Emacs hierarchically arranges some commands “underneath” other commands. That is to say, for some commands, you first must hit a prefix command (for example, C-x), and then — within that context — you can hit the command you’re looking for. For example, to open a file, you hit C-x, and then Emacs listens for the next key combo. “C-x C-f” (hit C-x, release, then hit C-f) is for opening a file, “C-x C-s” is for saving a file. Another example: “C-h t” (hit Ctrl-h, release, then tap the “t” key) is for running the built-in Emacs tutorial.

A few Emacs commands require you to hold down Ctrl and Alt at the same time while tapping another key (for example, regex incremental search, shown in the table below).

More terminology: Emacs uses the term “point” to refer to the cursor position, and “region” to mean a text area you have selected. Incidentally, to select text in Emacs you first hit a key command to begin the selection (C-Space), then move the cursor around to choose what gets selected.

One initial tip to start off with: C-g is to cancel whatever command you’re in the middle of. When in doubt, C-g to bail out.

Here are a number of useful Emacs key combos that will get you pretty far:

key combo resulting editor command
C-x C-f open a file
C-x k RET close current file (“kill buffer”)
C-x C-s save
C-x C-c quit
C-Space begin text selection
C-g cancel
C-w cut
M-w copy
M-y paste
M-h select current paragraph
C-s incremental search (RET to stop)
C-r incremental search backward
C-M-s regex incremental search
C-M-r regex incremental search backward
M-% search/replace
M-x qrr regex search/replace (our custom short name)
M-q re-wrap (reflow, justify) paragraph
M-; comment/uncomment region
C-/ undo
M-/ complete word (like tab-complete)
C-f move cursor forward
C-b move cursor back
M-f move cursor forward-by-word
M-b move cursor backward-by-word
C-n move cursor to next line
C-p move cursor to prev line
M-n scroll view down
M-p scroll view up
C-l scroll to middle and redraw screen
C-a move cursor to beginning of line
C-e move cursor to end of line
M-m move cursor to first non-whitespace char
M-{ move cursor up-by-paragraph
M-} move cursor down-by-paragraph
C-v page down
M-v page up
M-< go to top of buffer
M-> go to end of buffer
M-g M-g n go to line number n
C-x 2 split window horizontally
C-x 3 split window vertically
C-x o move cursor to other window
C-x b RET make window show other buffer
C-x 0 close current window (after splitting)
C-x 1 close any other windows

Finally, know that you can run any Emacs command using its long name by hitting M-x, then typing the name, then Enter. For example, to delete trailing whitespace throughout your file: “M-x delete-trailing-whitespace RET”. To “untabify” (convert tabs to spaces) a given selected region: “M-x untabify”.

If you’d like a longer and more leisurely Emacs tutorial, you might try the built-in one: “C-h t”. You can access all Emacs docs from within the editor (see “C-h ?”), or online, if you prefer.

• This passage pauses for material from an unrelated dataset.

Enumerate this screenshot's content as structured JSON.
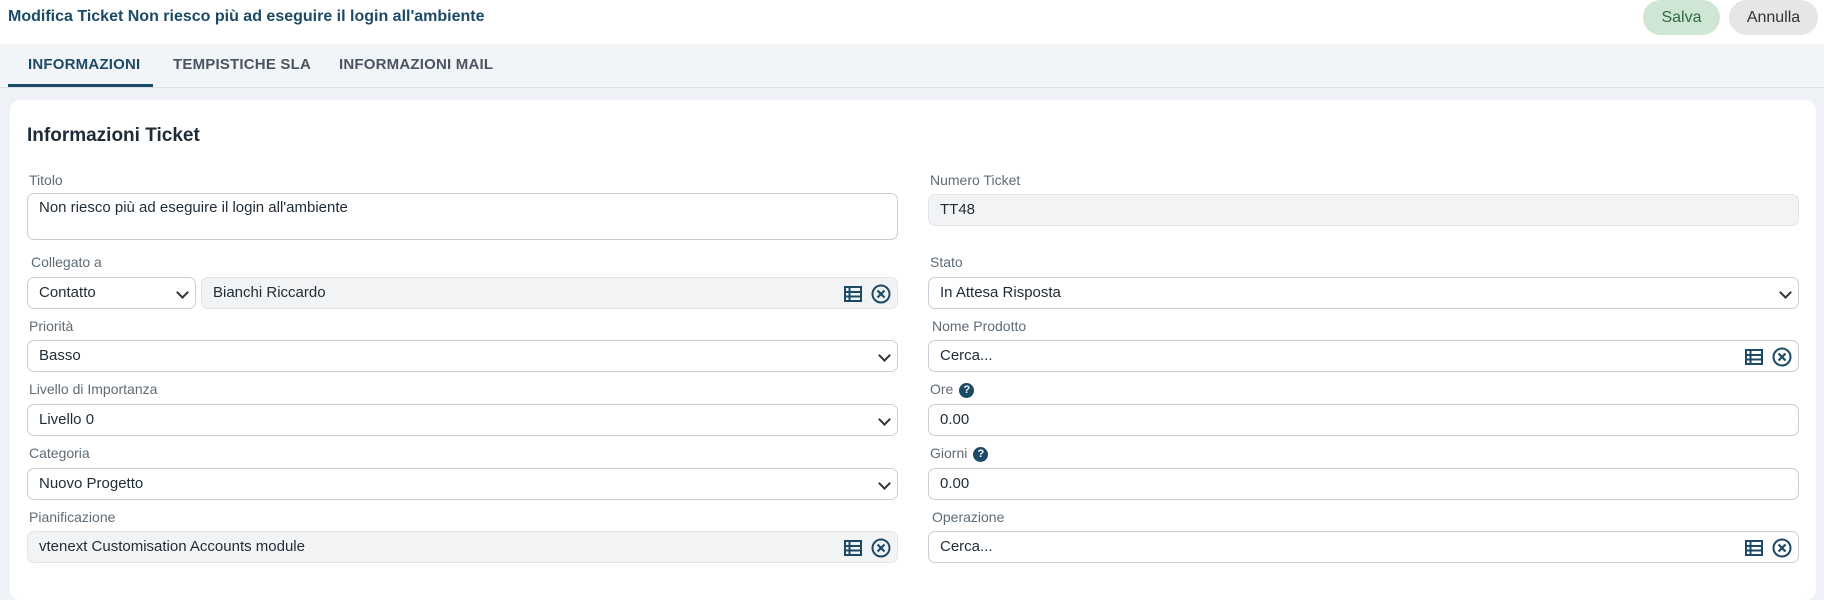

GNU also sells a dead-tree version (see the Emacs page for details).

You might also search the web for interesting tutorials. I happen to have written one myself (oof, though I need to update it for Emacs 24!).

Incidentally, one cosmic hub of much Emacs knowledge is the EmacsWiki. Also, find Clojure+Emacs-related projects at

Closing Note

Do note that there are other, arguably more productive and sophisticated Emacs configurations out there (ones that, for example, run a repl inside an Emacs buffer so you can paste code into that repl from within Emacs). This guide currently takes the simpler approach to get you going more quickly.